Student projects aimed at easing glucose monitoring, flushing toilets without water, and stamping out stubble will be on display at the annual tradeshow for Managing the New Product Development Process course from 1:00 p.m. to 4:00 p.m. Sunday, Dec. 13, in the Wells Fargo Room. The Haas School community is invited to attend.
The course, offered through the Management of Technology (MOT) Program, teams up Berkeley MBA students, UC Berkeley graduate engineering students, and design students from the California College of the Arts (CCA) to develop products from conception to prototyping.
MOT Faculty Director Sara Beckman teaches the course with engineering professor Alice Agogino and CCA faculty member Emily Ford. Designers from firms such as Lunar, Jump Associates, and PointForward serve as team coaches, and more than 30 designers from local firms serve as judges during the tradeshow.
Four of this year’s 19 teams have members from the National University of Mexico (UNAM) in Mexico City, who will fly up to attend the tradeshow. This is the third year that UNAM students have participated in the course, sharing course materials online while attending lectures with UNAM professors. One joint Berkeley-UNAM team is developing a waterless toilet for an NGO in Mexico.
The interdisciplinary nature of the course strongly shapes the evolution of product ideas, according to Osman Malik and Mike Shipley, both MBA 10. Their idea: to deliver disposable razors more cheaply. “While we were focused on economics, our CCA teammates were focused on the user experience,” says Malik. As a result, the team ultimately developed a razor not just at a better price, but with a better shaving experience as well.
“The different perspectives of our teammates made it easier to move beyond numbers and consider design and process,” says Shipley.
For Roshan Bhula, Eric Kuhn, and Julian Coulhault, all MBA 10, and their teammates, thorough analysis of user needs altered original intent. The team began with an idea to integrate insulin delivery and glucose monitoring to make both activities more user-friendly for diabetics. But after observing and interviewing diabetics, they realized that insulin delivery was less important to them.
“It turned out that simpler testing processes were more important since diabetics sometimes found carrying a large case with testing equipment socially obstructive, such as when going out for the evening or going for a run,” Bhula explains.
Shifting its focus to only the testing process, the team worked to integrate the monitor, testing strips, and lancet into one device. Then they built rough prototypes. “We built a product with a sliding mechanism that would store multiple strips and eject one at a time, along with a lancing needle,” says Bhula. “We showed this to a few potential users, who loved it, but wanted a way to store used test strips as well. Our final prototype will incorporate this idea.”

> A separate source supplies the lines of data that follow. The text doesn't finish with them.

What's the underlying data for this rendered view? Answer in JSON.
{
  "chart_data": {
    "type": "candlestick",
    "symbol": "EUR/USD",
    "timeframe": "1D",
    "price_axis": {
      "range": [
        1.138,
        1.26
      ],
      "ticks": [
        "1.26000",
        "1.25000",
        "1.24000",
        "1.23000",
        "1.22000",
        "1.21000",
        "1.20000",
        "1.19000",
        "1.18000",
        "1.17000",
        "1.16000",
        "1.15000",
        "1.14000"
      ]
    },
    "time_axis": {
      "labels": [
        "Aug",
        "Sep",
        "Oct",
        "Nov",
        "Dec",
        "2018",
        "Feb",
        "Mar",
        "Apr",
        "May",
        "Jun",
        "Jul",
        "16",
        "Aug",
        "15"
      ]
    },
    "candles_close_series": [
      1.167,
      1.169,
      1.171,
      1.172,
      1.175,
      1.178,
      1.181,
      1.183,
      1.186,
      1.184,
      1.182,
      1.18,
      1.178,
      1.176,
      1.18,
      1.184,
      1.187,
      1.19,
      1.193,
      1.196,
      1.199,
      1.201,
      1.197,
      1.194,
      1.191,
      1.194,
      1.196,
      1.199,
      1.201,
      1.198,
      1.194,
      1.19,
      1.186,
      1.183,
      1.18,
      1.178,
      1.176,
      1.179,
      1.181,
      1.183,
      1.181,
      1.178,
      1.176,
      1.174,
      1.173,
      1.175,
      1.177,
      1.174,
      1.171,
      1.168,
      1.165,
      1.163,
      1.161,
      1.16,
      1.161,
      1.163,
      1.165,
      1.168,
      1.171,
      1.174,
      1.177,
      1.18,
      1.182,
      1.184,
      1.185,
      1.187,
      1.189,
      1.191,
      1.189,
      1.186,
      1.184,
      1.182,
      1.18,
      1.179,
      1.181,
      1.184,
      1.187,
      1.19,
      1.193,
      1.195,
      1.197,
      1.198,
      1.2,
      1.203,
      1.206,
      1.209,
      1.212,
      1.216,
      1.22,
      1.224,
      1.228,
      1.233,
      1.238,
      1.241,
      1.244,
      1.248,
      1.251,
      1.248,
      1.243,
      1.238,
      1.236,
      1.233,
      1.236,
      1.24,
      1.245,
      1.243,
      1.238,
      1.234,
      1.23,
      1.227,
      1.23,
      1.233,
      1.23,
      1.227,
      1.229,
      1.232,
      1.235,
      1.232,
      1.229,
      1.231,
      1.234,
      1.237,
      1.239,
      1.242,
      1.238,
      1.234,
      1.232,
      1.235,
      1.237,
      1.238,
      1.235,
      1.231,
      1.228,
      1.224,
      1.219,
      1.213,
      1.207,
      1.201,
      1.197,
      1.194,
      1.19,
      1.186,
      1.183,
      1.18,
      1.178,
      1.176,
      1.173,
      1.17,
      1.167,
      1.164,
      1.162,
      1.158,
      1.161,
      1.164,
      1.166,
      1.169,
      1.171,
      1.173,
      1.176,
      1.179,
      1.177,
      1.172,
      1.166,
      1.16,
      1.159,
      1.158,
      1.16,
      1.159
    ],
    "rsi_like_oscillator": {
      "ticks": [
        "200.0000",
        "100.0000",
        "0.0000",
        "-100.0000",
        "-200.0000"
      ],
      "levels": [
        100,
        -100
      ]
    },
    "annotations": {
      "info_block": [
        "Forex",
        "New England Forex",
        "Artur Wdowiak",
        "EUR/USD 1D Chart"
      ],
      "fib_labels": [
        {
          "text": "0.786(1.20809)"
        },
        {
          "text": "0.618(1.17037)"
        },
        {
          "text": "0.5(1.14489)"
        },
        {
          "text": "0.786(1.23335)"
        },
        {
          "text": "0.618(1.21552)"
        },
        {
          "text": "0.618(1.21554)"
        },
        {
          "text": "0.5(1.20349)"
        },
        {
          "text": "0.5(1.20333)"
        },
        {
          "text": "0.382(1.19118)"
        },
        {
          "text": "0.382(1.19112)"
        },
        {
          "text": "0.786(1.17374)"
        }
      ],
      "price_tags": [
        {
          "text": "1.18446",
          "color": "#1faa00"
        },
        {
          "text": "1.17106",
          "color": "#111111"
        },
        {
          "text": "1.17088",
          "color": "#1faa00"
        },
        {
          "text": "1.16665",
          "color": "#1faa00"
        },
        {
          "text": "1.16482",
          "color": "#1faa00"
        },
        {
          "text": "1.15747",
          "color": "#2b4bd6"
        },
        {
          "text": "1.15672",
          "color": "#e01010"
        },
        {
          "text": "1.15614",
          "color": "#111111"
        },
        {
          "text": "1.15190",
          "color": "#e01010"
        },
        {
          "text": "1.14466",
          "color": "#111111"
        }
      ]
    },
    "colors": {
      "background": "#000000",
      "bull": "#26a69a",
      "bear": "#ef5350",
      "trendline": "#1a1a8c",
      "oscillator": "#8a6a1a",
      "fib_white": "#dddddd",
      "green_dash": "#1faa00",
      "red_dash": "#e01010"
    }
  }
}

In the past, ideas have even evolved beyond prototype into viable businesses. Jeff Denby and Jason Kibbey, both MBA 08, fabricated their first iteration of their organic, sustainable underwear as part of Beckman's course. Today, their company, PACT, is grabbing headlines around the country for its unique product.